|Date: ||Mon, 30 Jun 1997 04:49:12 GMT|
|Reply-To: ||DNordlund <dnordlund@AOL.COM>|
|Sender: ||"SAS(r) Discussion" <SAS-L@UGA.CC.UGA.EDU>|
|From: ||DNordlund <dnordlund@AOL.COM>|
|Organization: ||AOL http://www.aol.com|
|Subject: ||Re: Singular Matrix Problem|
In article <5p12id$12pa@ns5-1.CC.Lehigh.EDU>, drt2@Lehigh.EDU writes:
>Subject: Singular Matrix Problem
>Date: 27 Jun 1997 14:59:25 -0400
>Sorry in advance if this is a "statistics" question vs. a SAS question
>am desperate for some help.
>I am doing an analysis using several continuous and discrete variables. I
>using Proc GLM with the /solution option to get the beta estimates. I get
>note that says" The X'X matrix has been found to be singular and a
>inverse was used to solve the normal equations. Estimates ... are biased
>are not unique estimates of the parameters."
>I understand what it is saying but, and here's the SAS question: What can
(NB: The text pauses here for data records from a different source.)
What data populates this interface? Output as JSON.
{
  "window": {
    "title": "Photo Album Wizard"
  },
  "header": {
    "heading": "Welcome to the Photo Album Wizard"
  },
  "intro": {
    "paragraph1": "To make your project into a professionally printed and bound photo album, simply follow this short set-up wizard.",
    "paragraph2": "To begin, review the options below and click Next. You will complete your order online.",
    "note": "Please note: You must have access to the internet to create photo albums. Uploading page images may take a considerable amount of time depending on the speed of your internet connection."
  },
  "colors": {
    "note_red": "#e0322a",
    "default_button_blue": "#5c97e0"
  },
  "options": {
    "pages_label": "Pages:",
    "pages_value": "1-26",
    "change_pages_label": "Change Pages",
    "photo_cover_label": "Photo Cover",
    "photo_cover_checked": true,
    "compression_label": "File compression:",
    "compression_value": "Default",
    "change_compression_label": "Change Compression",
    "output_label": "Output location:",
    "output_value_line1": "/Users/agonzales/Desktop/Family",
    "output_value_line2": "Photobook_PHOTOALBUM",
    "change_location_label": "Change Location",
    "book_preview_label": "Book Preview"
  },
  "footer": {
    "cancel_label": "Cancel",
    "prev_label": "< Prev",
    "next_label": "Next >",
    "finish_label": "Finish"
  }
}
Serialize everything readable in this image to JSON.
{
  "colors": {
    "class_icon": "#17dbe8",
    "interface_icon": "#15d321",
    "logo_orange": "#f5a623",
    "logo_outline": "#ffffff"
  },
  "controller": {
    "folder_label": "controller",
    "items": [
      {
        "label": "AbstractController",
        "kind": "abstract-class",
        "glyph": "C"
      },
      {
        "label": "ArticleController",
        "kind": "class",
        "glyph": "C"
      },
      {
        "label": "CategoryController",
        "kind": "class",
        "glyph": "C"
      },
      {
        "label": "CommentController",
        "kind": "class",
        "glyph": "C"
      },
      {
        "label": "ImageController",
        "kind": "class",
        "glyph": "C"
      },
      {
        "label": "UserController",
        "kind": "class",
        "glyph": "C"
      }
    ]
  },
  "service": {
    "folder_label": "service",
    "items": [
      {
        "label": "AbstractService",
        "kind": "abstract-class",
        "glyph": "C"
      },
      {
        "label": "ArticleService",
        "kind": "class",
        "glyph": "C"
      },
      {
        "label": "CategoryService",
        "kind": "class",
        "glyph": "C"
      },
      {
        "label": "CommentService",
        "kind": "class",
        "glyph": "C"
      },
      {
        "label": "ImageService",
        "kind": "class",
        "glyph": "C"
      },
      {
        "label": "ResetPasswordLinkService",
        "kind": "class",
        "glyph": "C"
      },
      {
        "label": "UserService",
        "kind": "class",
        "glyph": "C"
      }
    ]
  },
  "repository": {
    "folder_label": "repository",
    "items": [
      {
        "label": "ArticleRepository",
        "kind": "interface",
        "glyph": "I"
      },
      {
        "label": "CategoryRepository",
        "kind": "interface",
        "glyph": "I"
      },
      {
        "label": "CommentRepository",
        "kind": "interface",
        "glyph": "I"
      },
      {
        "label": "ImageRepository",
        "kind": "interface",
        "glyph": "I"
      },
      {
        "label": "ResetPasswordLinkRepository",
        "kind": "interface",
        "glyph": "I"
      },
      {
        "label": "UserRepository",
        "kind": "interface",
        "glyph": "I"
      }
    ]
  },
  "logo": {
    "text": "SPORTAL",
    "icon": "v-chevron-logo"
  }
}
>to "fix" this problem? I did a correlation analysis but there does not
>to be any significant correlation between the variables in the model.
>anyone help me with this?
>While I'm abusing this group, can anyone tell me the "best" way to
>the Beta Coefficients? Is it better to calculate them with all variables
>the model or alone?
>Thanks in advance.
the fix for your problem is hard to specify without knowing the nature of
your predictor variables. Doing simple pairwise correlations between
variables will not necessarily point you toward the problem. It is often
the case that some one variable is a linear combination of two or more
other variables. In this case, none of the paiwise correlations are
likely to be high. This often happens when dummy coding categorical
variables and you forget to "leave out" the comparison level.
If you describe your variables in a little more detail someone may be able
to provide a little more guidance. This would also help with answering
your second question.